## Task instructions:
Copy each line of the following material that has the string "icon".
━━━━━ Extracted data
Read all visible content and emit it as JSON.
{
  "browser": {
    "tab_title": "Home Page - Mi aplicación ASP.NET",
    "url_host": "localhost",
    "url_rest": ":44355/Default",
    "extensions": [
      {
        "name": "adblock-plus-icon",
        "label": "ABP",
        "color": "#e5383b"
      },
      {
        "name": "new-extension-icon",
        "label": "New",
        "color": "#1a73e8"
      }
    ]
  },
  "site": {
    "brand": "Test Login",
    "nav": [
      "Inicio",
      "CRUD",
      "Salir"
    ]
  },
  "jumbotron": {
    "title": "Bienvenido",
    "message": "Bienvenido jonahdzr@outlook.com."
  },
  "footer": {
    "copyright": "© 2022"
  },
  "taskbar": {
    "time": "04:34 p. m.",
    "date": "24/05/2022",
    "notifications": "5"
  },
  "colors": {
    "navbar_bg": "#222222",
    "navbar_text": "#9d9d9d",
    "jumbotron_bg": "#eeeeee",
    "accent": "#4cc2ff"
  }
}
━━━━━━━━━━
## Exercise result:
        "name": "adblock-plus-icon",
        "name": "new-extension-icon",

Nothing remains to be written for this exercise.